First, President Bush suspended federal rules so FEMA and the Army Corps of Engineers could give no-bid contracts for rebuilding. By a strange coincidence, two of the big winners in the free money game are clients of Joe Allbaugh, President Bush's 2000 campaign manager and former head of FEMA. One client is good old Halliburton, which is always there when it comes to raking in taxpayers money. Allbaughs other client is the Shaw Group, which has already received a no-bid $100 million emergency FEMA contract for housing management and construction and a $100 million order from the U.S. Army Corps of Engineers. [Washington Post, 9/13/05]
The Republican Congress did its part to add to the spending frenzy by adding a provision to the Katrina Relief Bill that changed the amount government-issued credit cards holders can spend (from $15,000 to $250,000) per transaction, without requiring them to seek competitive bids. (TomPaine.com, 9/13/05)
However it gets there, the money for cleanup and construction work along the Gulf coast must be welcome news to the thousands of people who lost their jobs due to the hurricane. Contrary to Rush Limbaughs lies, people didnt stay in New Orleans because they were waiting for their welfare checks.
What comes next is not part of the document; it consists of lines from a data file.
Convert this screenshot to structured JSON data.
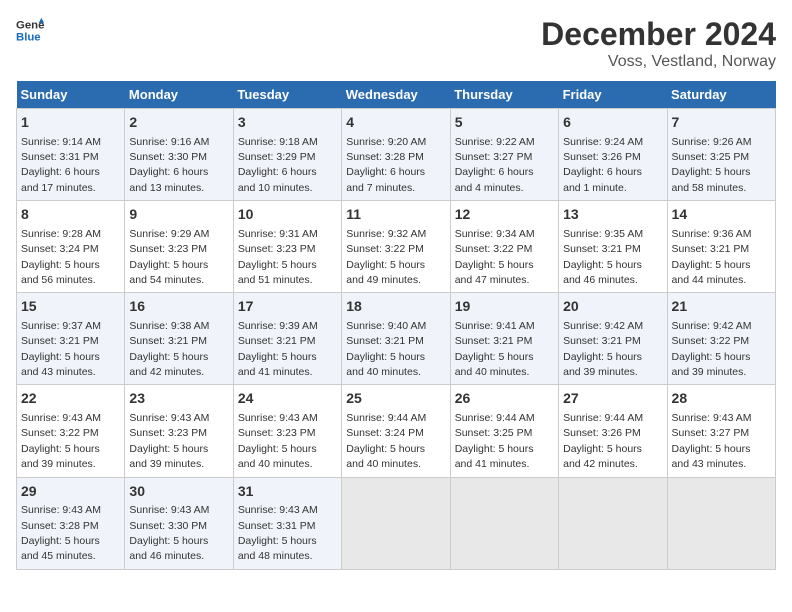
{
  "logo": {
    "line1": "General",
    "line2": "Blue"
  },
  "title": "December 2024",
  "subtitle": "Voss, Vestland, Norway",
  "days_of_week": [
    "Sunday",
    "Monday",
    "Tuesday",
    "Wednesday",
    "Thursday",
    "Friday",
    "Saturday"
  ],
  "weeks": [
    [
      {
        "day": "1",
        "info": "Sunrise: 9:14 AM\nSunset: 3:31 PM\nDaylight: 6 hours\nand 17 minutes."
      },
      {
        "day": "2",
        "info": "Sunrise: 9:16 AM\nSunset: 3:30 PM\nDaylight: 6 hours\nand 13 minutes."
      },
      {
        "day": "3",
        "info": "Sunrise: 9:18 AM\nSunset: 3:29 PM\nDaylight: 6 hours\nand 10 minutes."
      },
      {
        "day": "4",
        "info": "Sunrise: 9:20 AM\nSunset: 3:28 PM\nDaylight: 6 hours\nand 7 minutes."
      },
      {
        "day": "5",
        "info": "Sunrise: 9:22 AM\nSunset: 3:27 PM\nDaylight: 6 hours\nand 4 minutes."
      },
      {
        "day": "6",
        "info": "Sunrise: 9:24 AM\nSunset: 3:26 PM\nDaylight: 6 hours\nand 1 minute."
      },
      {
        "day": "7",
        "info": "Sunrise: 9:26 AM\nSunset: 3:25 PM\nDaylight: 5 hours\nand 58 minutes."
      }
    ],
    [
      {
        "day": "8",
        "info": "Sunrise: 9:28 AM\nSunset: 3:24 PM\nDaylight: 5 hours\nand 56 minutes."
      },
      {
        "day": "9",
        "info": "Sunrise: 9:29 AM\nSunset: 3:23 PM\nDaylight: 5 hours\nand 54 minutes."
      },
      {
        "day": "10",
        "info": "Sunrise: 9:31 AM\nSunset: 3:23 PM\nDaylight: 5 hours\nand 51 minutes."
      },
      {
        "day": "11",
        "info": "Sunrise: 9:32 AM\nSunset: 3:22 PM\nDaylight: 5 hours\nand 49 minutes."
      },
      {
        "day": "12",
        "info": "Sunrise: 9:34 AM\nSunset: 3:22 PM\nDaylight: 5 hours\nand 47 minutes."
      },
      {
        "day": "13",
        "info": "Sunrise: 9:35 AM\nSunset: 3:21 PM\nDaylight: 5 hours\nand 46 minutes."
      },
      {
        "day": "14",
        "info": "Sunrise: 9:36 AM\nSunset: 3:21 PM\nDaylight: 5 hours\nand 44 minutes."
      }
    ],
    [
      {
        "day": "15",
        "info": "Sunrise: 9:37 AM\nSunset: 3:21 PM\nDaylight: 5 hours\nand 43 minutes."
      },
      {
        "day": "16",
        "info": "Sunrise: 9:38 AM\nSunset: 3:21 PM\nDaylight: 5 hours\nand 42 minutes."
      },
      {
        "day": "17",
        "info": "Sunrise: 9:39 AM\nSunset: 3:21 PM\nDaylight: 5 hours\nand 41 minutes."
      },
      {
        "day": "18",
        "info": "Sunrise: 9:40 AM\nSunset: 3:21 PM\nDaylight: 5 hours\nand 40 minutes."
      },
      {
        "day": "19",
        "info": "Sunrise: 9:41 AM\nSunset: 3:21 PM\nDaylight: 5 hours\nand 40 minutes."
      },
      {
        "day": "20",
        "info": "Sunrise: 9:42 AM\nSunset: 3:21 PM\nDaylight: 5 hours\nand 39 minutes."
      },
      {
        "day": "21",
        "info": "Sunrise: 9:42 AM\nSunset: 3:22 PM\nDaylight: 5 hours\nand 39 minutes."
      }
    ],
    [
      {
        "day": "22",
        "info": "Sunrise: 9:43 AM\nSunset: 3:22 PM\nDaylight: 5 hours\nand 39 minutes."
      },
      {
        "day": "23",
        "info": "Sunrise: 9:43 AM\nSunset: 3:23 PM\nDaylight: 5 hours\nand 39 minutes."
      },
      {
        "day": "24",
        "info": "Sunrise: 9:43 AM\nSunset: 3:23 PM\nDaylight: 5 hours\nand 40 minutes."
      },
      {
        "day": "25",
        "info": "Sunrise: 9:44 AM\nSunset: 3:24 PM\nDaylight: 5 hours\nand 40 minutes."
      },
      {
        "day": "26",
        "info": "Sunrise: 9:44 AM\nSunset: 3:25 PM\nDaylight: 5 hours\nand 41 minutes."
      },
      {
        "day": "27",
        "info": "Sunrise: 9:44 AM\nSunset: 3:26 PM\nDaylight: 5 hours\nand 42 minutes."
      },
      {
        "day": "28",
        "info": "Sunrise: 9:43 AM\nSunset: 3:27 PM\nDaylight: 5 hours\nand 43 minutes."
      }
    ],
    [
      {
        "day": "29",
        "info": "Sunrise: 9:43 AM\nSunset: 3:28 PM\nDaylight: 5 hours\nand 45 minutes."
      },
      {
        "day": "30",
        "info": "Sunrise: 9:43 AM\nSunset: 3:30 PM\nDaylight: 5 hours\nand 46 minutes."
      },
      {
        "day": "31",
        "info": "Sunrise: 9:43 AM\nSunset: 3:31 PM\nDaylight: 5 hours\nand 48 minutes."
      },
      {
        "day": "",
        "info": ""
      },
      {
        "day": "",
        "info": ""
      },
      {
        "day": "",
        "info": ""
      },
      {
        "day": "",
        "info": ""
      }
    ]
  ]
}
Most of the affected people had jobs; but sadly, in 21st century America, you can work hard and still not earn enough to rise out of poverty. Now at least, there should be lots of good paying jobs available to the people as they return to New Orleansbut wait, Bu$hCo already thought of that.
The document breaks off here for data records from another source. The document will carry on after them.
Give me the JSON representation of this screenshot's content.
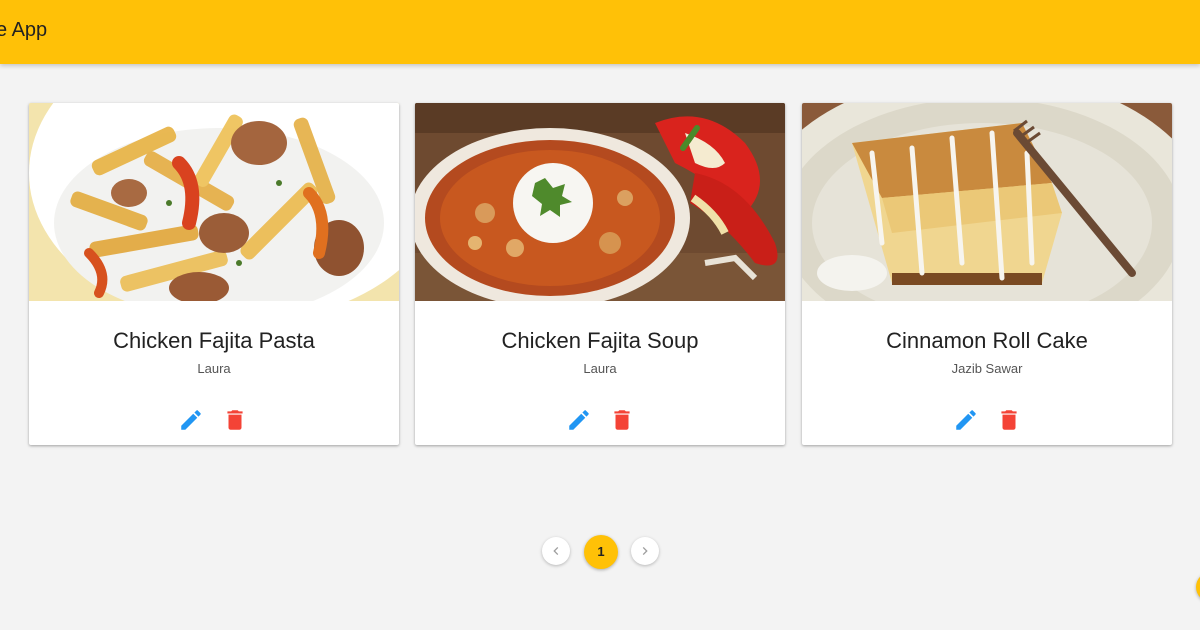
{
  "app": {
    "title": "e App",
    "accent_color": "#ffc107"
  },
  "recipes": [
    {
      "title": "Chicken Fajita Pasta",
      "author": "Laura",
      "image_icon": "pasta-image"
    },
    {
      "title": "Chicken Fajita Soup",
      "author": "Laura",
      "image_icon": "soup-image"
    },
    {
      "title": "Cinnamon Roll Cake",
      "author": "Jazib Sawar",
      "image_icon": "cake-image"
    }
  ],
  "actions": {
    "edit_icon": "pencil-icon",
    "edit_color": "#2196f3",
    "delete_icon": "trash-icon",
    "delete_color": "#f44336"
  },
  "pagination": {
    "current_page": "1",
    "prev_icon": "chevron-left-icon",
    "next_icon": "chevron-right-icon"
  }
}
In New Orleans, where a quarter of the city was poor, the prevailing wage for construction labor is about $9 per hour, according to the Department of Labor. In effect, President Bush is saying that people should be paid less than $9 an hour to rebuild their communities.--Rep. George Miller (D-CA), quoted in Washington Post, 9/9/05
Companies such as Halliburton's Kellogg Brown & Root that are given federal contracts to rebuild in the Gulf region are under no obligation to pass the savings from reduced labor costs onto taxpayers. There is nothing to prevent these contractors from cutting workers' wages and boosting their own profits, while passing no savings onto taxpayers. OMBWatch.org, 9/19/05
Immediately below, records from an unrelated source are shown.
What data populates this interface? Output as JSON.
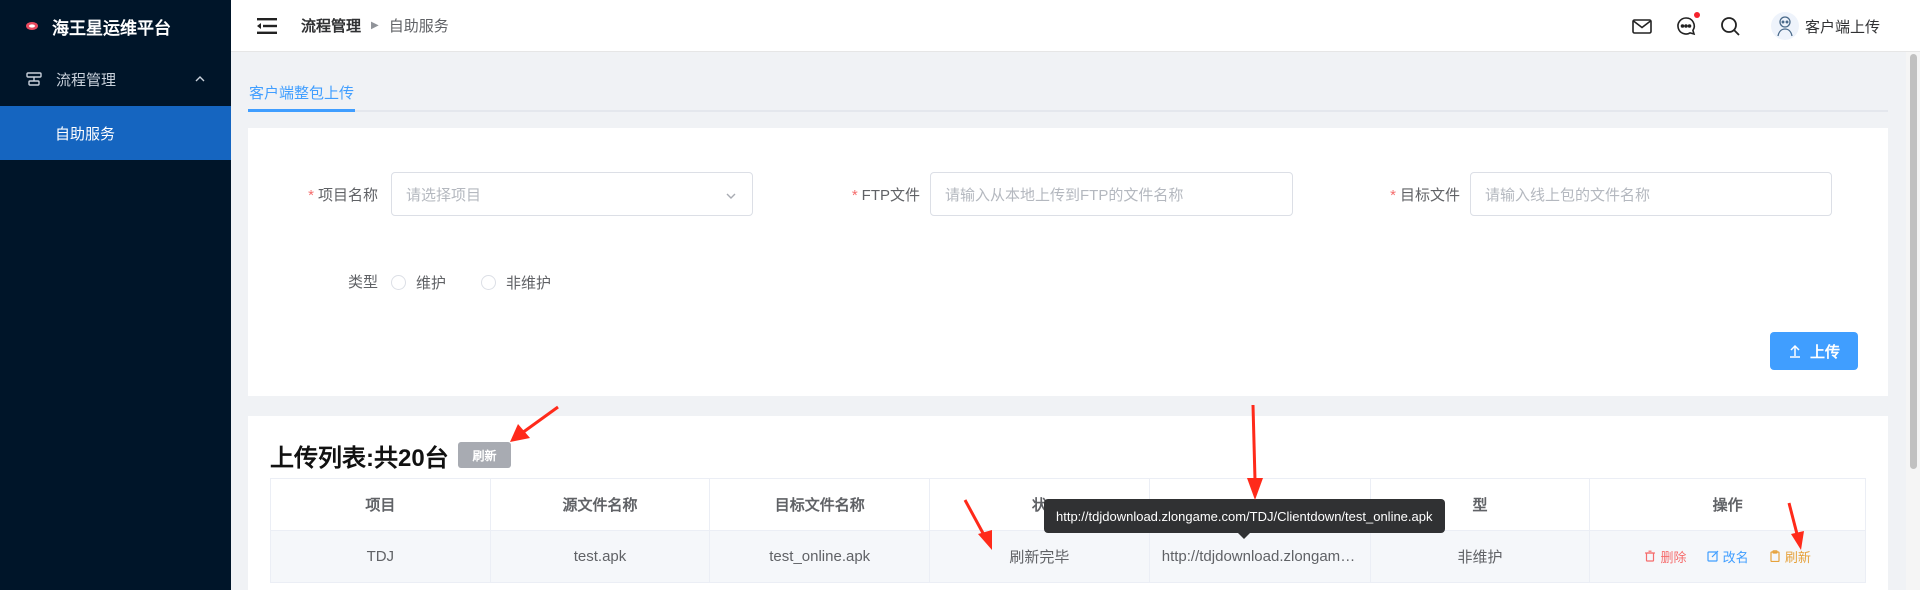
{
  "sidebar": {
    "brand": "海王星运维平台",
    "group_label": "流程管理",
    "active_item": "自助服务"
  },
  "header": {
    "crumb_1": "流程管理",
    "crumb_sep": "▶",
    "crumb_2": "自助服务",
    "username": "客户端上传",
    "icons": [
      "mail-icon",
      "chat-icon",
      "search-icon"
    ]
  },
  "tabs": {
    "active": "客户端整包上传"
  },
  "form": {
    "project_label": "项目名称",
    "project_placeholder": "请选择项目",
    "ftp_label": "FTP文件",
    "ftp_placeholder": "请输入从本地上传到FTP的文件名称",
    "target_label": "目标文件",
    "target_placeholder": "请输入线上包的文件名称",
    "type_label": "类型",
    "type_options": [
      "维护",
      "非维护"
    ],
    "upload_button": "上传",
    "required_mark": "*"
  },
  "list": {
    "title": "上传列表:共20台",
    "refresh_button": "刷新",
    "columns": [
      "项目",
      "源文件名称",
      "目标文件名称",
      "状",
      "",
      "型",
      "操作"
    ],
    "rows": [
      {
        "project": "TDJ",
        "source": "test.apk",
        "target": "test_online.apk",
        "status": "刷新完毕",
        "url": "http://tdjdownload.zlongame.com/TDJ/Clientdown/test_online.apk",
        "type": "非维护"
      }
    ],
    "ops": {
      "delete": "删除",
      "rename": "改名",
      "refresh": "刷新"
    },
    "tooltip": "http://tdjdownload.zlongame.com/TDJ/Clientdown/test_online.apk"
  },
  "colors": {
    "sidebar_bg": "#001529",
    "active_menu": "#1565c0",
    "primary": "#409eff",
    "danger": "#f56c6c",
    "warning": "#e6a23c",
    "annotation_arrow": "#ff2a1a"
  }
}
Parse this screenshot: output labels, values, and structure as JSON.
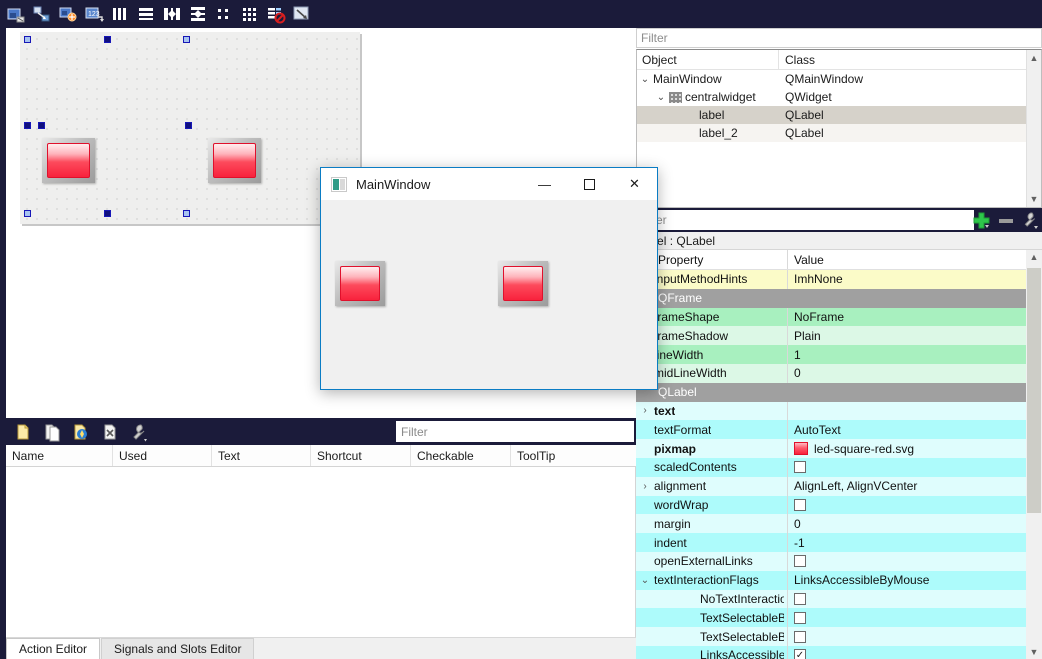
{
  "toolbar": {
    "items": [
      {
        "name": "edit-widgets-icon",
        "tip": "Edit Widgets"
      },
      {
        "name": "edit-signals-slots-icon",
        "tip": "Edit Signals/Slots"
      },
      {
        "name": "edit-buddies-icon",
        "tip": "Edit Buddies"
      },
      {
        "name": "edit-tab-order-icon",
        "tip": "Edit Tab Order"
      },
      {
        "name": "layout-horizontally-icon",
        "tip": "Lay Out Horizontally"
      },
      {
        "name": "layout-vertically-icon",
        "tip": "Lay Out Vertically"
      },
      {
        "name": "layout-splitter-horizontal-icon",
        "tip": "Lay Out Horizontally in Splitter"
      },
      {
        "name": "layout-splitter-vertical-icon",
        "tip": "Lay Out Vertically in Splitter"
      },
      {
        "name": "layout-form-icon",
        "tip": "Lay Out in a Form Layout"
      },
      {
        "name": "layout-grid-icon",
        "tip": "Lay Out in a Grid"
      },
      {
        "name": "break-layout-icon",
        "tip": "Break Layout"
      },
      {
        "name": "adjust-size-icon",
        "tip": "Adjust Size"
      }
    ]
  },
  "form": {
    "leds": [
      {
        "name": "label",
        "pixmap": "led-square-red.svg"
      },
      {
        "name": "label_2",
        "pixmap": "led-square-red.svg"
      }
    ]
  },
  "object_inspector": {
    "filter_placeholder": "Filter",
    "columns": [
      "Object",
      "Class"
    ],
    "rows": [
      {
        "object": "MainWindow",
        "class": "QMainWindow",
        "depth": 0,
        "twisty": "⌄",
        "icon": "",
        "selected": false,
        "alt": false
      },
      {
        "object": "centralwidget",
        "class": "QWidget",
        "depth": 1,
        "twisty": "⌄",
        "icon": "grid-icon",
        "selected": false,
        "alt": false
      },
      {
        "object": "label",
        "class": "QLabel",
        "depth": 2,
        "twisty": "",
        "icon": "",
        "selected": true,
        "alt": false
      },
      {
        "object": "label_2",
        "class": "QLabel",
        "depth": 2,
        "twisty": "",
        "icon": "",
        "selected": false,
        "alt": true
      }
    ]
  },
  "property_editor": {
    "filter_placeholder": "Filter",
    "add_label": "+",
    "remove_label": "–",
    "configure_name": "wrench-icon",
    "title": "label : QLabel",
    "columns": [
      "Property",
      "Value"
    ],
    "rows": [
      {
        "key": "inputMethodHints",
        "value": "ImhNone",
        "style": "yellow",
        "kind": "text",
        "twisty": "",
        "indent": 0,
        "bold": false
      },
      {
        "key": "QFrame",
        "value": "",
        "style": "group",
        "kind": "group",
        "twisty": "",
        "indent": 0,
        "bold": false
      },
      {
        "key": "frameShape",
        "value": "NoFrame",
        "style": "green1",
        "kind": "text",
        "twisty": "",
        "indent": 0,
        "bold": false
      },
      {
        "key": "frameShadow",
        "value": "Plain",
        "style": "green2",
        "kind": "text",
        "twisty": "",
        "indent": 0,
        "bold": false
      },
      {
        "key": "lineWidth",
        "value": "1",
        "style": "green1",
        "kind": "text",
        "twisty": "",
        "indent": 0,
        "bold": false
      },
      {
        "key": "midLineWidth",
        "value": "0",
        "style": "green2",
        "kind": "text",
        "twisty": "",
        "indent": 0,
        "bold": false
      },
      {
        "key": "QLabel",
        "value": "",
        "style": "group",
        "kind": "group",
        "twisty": "",
        "indent": 0,
        "bold": false
      },
      {
        "key": "text",
        "value": "",
        "style": "cyan2",
        "kind": "text",
        "twisty": "›",
        "indent": 0,
        "bold": true
      },
      {
        "key": "textFormat",
        "value": "AutoText",
        "style": "cyan1",
        "kind": "text",
        "twisty": "",
        "indent": 0,
        "bold": false
      },
      {
        "key": "pixmap",
        "value": "led-square-red.svg",
        "style": "cyan2",
        "kind": "pixmap",
        "twisty": "",
        "indent": 0,
        "bold": true
      },
      {
        "key": "scaledContents",
        "value": "",
        "style": "cyan1",
        "kind": "checkbox",
        "checked": false,
        "twisty": "",
        "indent": 0,
        "bold": false
      },
      {
        "key": "alignment",
        "value": "AlignLeft, AlignVCenter",
        "style": "cyan2",
        "kind": "text",
        "twisty": "›",
        "indent": 0,
        "bold": false
      },
      {
        "key": "wordWrap",
        "value": "",
        "style": "cyan1",
        "kind": "checkbox",
        "checked": false,
        "twisty": "",
        "indent": 0,
        "bold": false
      },
      {
        "key": "margin",
        "value": "0",
        "style": "cyan2",
        "kind": "text",
        "twisty": "",
        "indent": 0,
        "bold": false
      },
      {
        "key": "indent",
        "value": "-1",
        "style": "cyan1",
        "kind": "text",
        "twisty": "",
        "indent": 0,
        "bold": false
      },
      {
        "key": "openExternalLinks",
        "value": "",
        "style": "cyan2",
        "kind": "checkbox",
        "checked": false,
        "twisty": "",
        "indent": 0,
        "bold": false
      },
      {
        "key": "textInteractionFlags",
        "value": "LinksAccessibleByMouse",
        "style": "cyan1",
        "kind": "text",
        "twisty": "⌄",
        "indent": 0,
        "bold": false
      },
      {
        "key": "NoTextInteraction",
        "value": "",
        "style": "cyan2",
        "kind": "checkbox",
        "checked": false,
        "twisty": "",
        "indent": 2,
        "bold": false
      },
      {
        "key": "TextSelectableBy...",
        "value": "",
        "style": "cyan1",
        "kind": "checkbox",
        "checked": false,
        "twisty": "",
        "indent": 2,
        "bold": false
      },
      {
        "key": "TextSelectableBy...",
        "value": "",
        "style": "cyan2",
        "kind": "checkbox",
        "checked": false,
        "twisty": "",
        "indent": 2,
        "bold": false
      },
      {
        "key": "LinksAccessibleB...",
        "value": "",
        "style": "cyan1",
        "kind": "checkbox",
        "checked": true,
        "twisty": "",
        "indent": 2,
        "bold": false
      }
    ]
  },
  "action_editor": {
    "filter_placeholder": "Filter",
    "toolbar_items": [
      {
        "name": "new-action-icon"
      },
      {
        "name": "copy-action-icon"
      },
      {
        "name": "edit-action-icon"
      },
      {
        "name": "delete-action-icon"
      },
      {
        "name": "configure-action-icon"
      }
    ],
    "columns": [
      "Name",
      "Used",
      "Text",
      "Shortcut",
      "Checkable",
      "ToolTip"
    ],
    "rows": []
  },
  "dock_tabs": [
    {
      "label": "Action Editor",
      "active": true
    },
    {
      "label": "Signals and Slots Editor",
      "active": false
    }
  ],
  "preview_window": {
    "title": "MainWindow",
    "minimize_label": "—",
    "maximize_label": "☐",
    "close_label": "✕",
    "leds": [
      {
        "name": "label"
      },
      {
        "name": "label_2"
      }
    ]
  }
}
FEMAs inept response to the Katrina disaster resulted in a still-undetermined number of people dying in the rising floodwaters; and whenever there are dead bodies, Bu$hCo knows who to callKenyon International. This company is a wholly owned subsidiary of SCI Corp., which is owned by Bush contributor and friend Robert Waltrip. Kenyon cleaned-up at the World Trade Center after 9/11; it is currently cleaning up on mass graves in Iraq, and now theyre cleaning up in New Orleansliterally and financially. Picking up dead bodies during the Bush years is pretty steady work.
So its easy to see why the Bush Administration loves disaster. The 9/11 disaster allowed them to push the PATRIOT ACT through Congress and reorganize the entire federal government, so they could more effectively take advantage of future disasters. Bu$hCos do-it-yourself disaster, the Iraq War, has all the profiteering potential of a natural disaster like Katrina, plus a big payday for favored members of the defense industry; but the real beauty of the Iraq War disaster is that it doesnt have to end. It can just go on and on. It is the mother of all disasters.
Now, while Kenyon International is still gathering bodies in New Orleans, a new disaster, Hurricane Rita, is churning its way across the Gulf. By the time you read this, we will know where our latest disaster is, and whether FEMA was ready this time. We know Bu$hCo is ready and waiting.
Back in World War II, there was an agency--led by a man named Harry Truman--which aggressively prosecuted companies that tried to profiteer on the war. Now profiteering on war, and on national tragedy it seems, is simply seen in Washington as good business, to be rewarded by investors. Dave Lindorff, CounterPunch, 9/3/05
Mick Youther is one of the surplus population that is such a nuisance in BushWorld. Contact him at email@example.com